Bob said...

I also bought the ABR800 and am disappointed to report mine did not make it. Yes, its dead, Jim.

The build quality could not hold up to the road, or the studio. I finally gave up using it as a ring light and used it as a center / fill light (it worked great for that). I kept it on its own little stand (about 2 ft) until it tipped over and broke into pieces.

In retrospect, a ring light for that price really wasn't going to be build to military specs, was it?

All the best Jimmy!

jimmyd said...


Wow! And I thought I was inventing a semi-clever connection between Buff and Zappa. Truth, indeed, is stranger than fiction.

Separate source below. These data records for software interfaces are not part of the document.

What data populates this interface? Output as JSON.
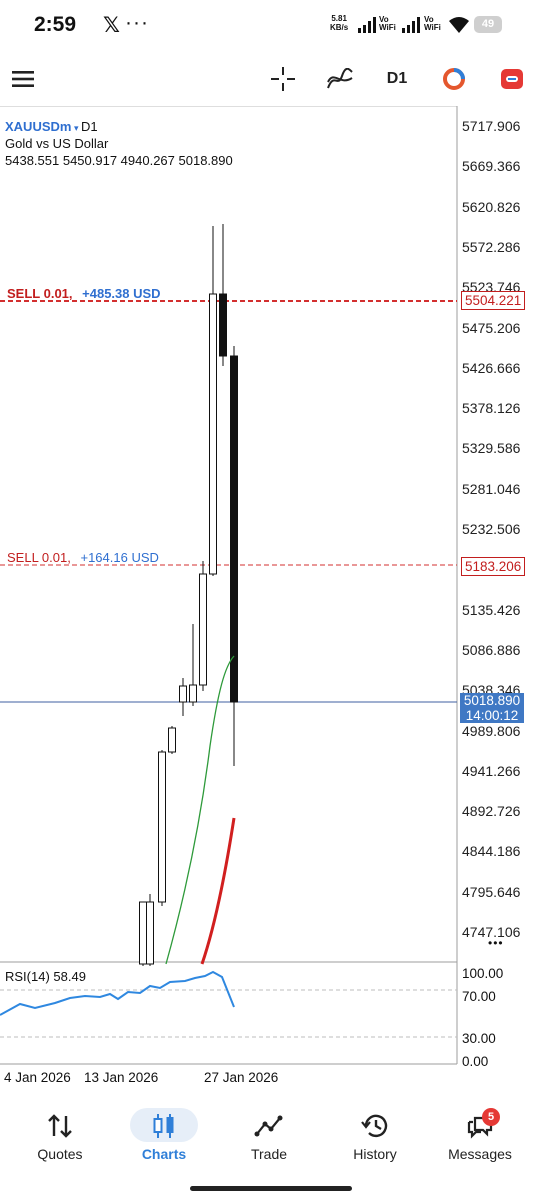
{
  "status_bar": {
    "time": "2:59",
    "x_glyph": "𝕏",
    "more_dots": "···",
    "net_speed": "5.81",
    "net_unit": "KB/s",
    "sim1_label": "Vo\nWiFi",
    "sim2_label": "Vo\nWiFi",
    "battery": "49"
  },
  "toolbar": {
    "timeframe": "D1"
  },
  "chart": {
    "symbol": "XAUUSDm",
    "timeframe": "D1",
    "description": "Gold vs US Dollar",
    "ohlc": "5438.551 5450.917 4940.267 5018.890",
    "price_axis": [
      "5717.906",
      "5669.366",
      "5620.826",
      "5572.286",
      "5523.746",
      "5475.206",
      "5426.666",
      "5378.126",
      "5329.586",
      "5281.046",
      "5232.506",
      "5135.426",
      "5086.886",
      "5038.346",
      "4989.806",
      "4941.266",
      "4892.726",
      "4844.186",
      "4795.646",
      "4747.106"
    ],
    "orders": [
      {
        "label": "SELL 0.01,",
        "profit": "+485.38 USD",
        "price": "5504.221"
      },
      {
        "label": "SELL 0.01,",
        "profit": "+164.16 USD",
        "price": "5183.206"
      }
    ],
    "current_price": "5018.890",
    "countdown": "14:00:12",
    "x_labels": [
      "4 Jan 2026",
      "13 Jan 2026",
      "27 Jan 2026"
    ],
    "more_glyph": "•••",
    "rsi": {
      "label": "RSI(14) 58.49",
      "levels": [
        "100.00",
        "70.00",
        "30.00",
        "0.00"
      ]
    },
    "colors": {
      "sell_line": "#d32f2f",
      "current_line": "#3f5fa0",
      "ma_fast": "#2e9a3a",
      "ma_slow": "#d11f1f",
      "rsi_line": "#2f88e0"
    }
  },
  "nav": {
    "items": [
      "Quotes",
      "Charts",
      "Trade",
      "History",
      "Messages"
    ],
    "active": "Charts",
    "messages_badge": "5"
  }
}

Check this out:


Yeah, many things of a photo-gear nature tend to break when they're dropped. Few of them are manufactured to military specs. (Pelican cases are an exception.)

Once, about three years ago, one of my Novatron monolights fell off a boom from a height of about ten feet. It hit the concrete floor in my studio-- the floor being covered with seamless paper and nothing else.

While both the flash tube and the modeling light busted into hundreds of little glass pieces, the monolight itself still worked and continues to do so.

momento_mori said...

Hey Jimmy, really looking forward to hearing your opinion on the ring flash. I have the ABR800 and with some TLC (kid gloves) it has existed well on location and studio. It has met with the ground a couple of times and other than a few scratches and dings, it kept on firing. I agree, build quality isn't mil spec but for the money, an assumption of handle with care is the unwritten rule. Besides that, it fires flawlessly every time and I love using it. Hope the Zeus works well for you!

Ken said...

I was hoping it was better build quality than the ABR800, but it sounds like the same plastic deal? :-P
Not good for long term use...the ABR800 had a plastic mount for a lightstand...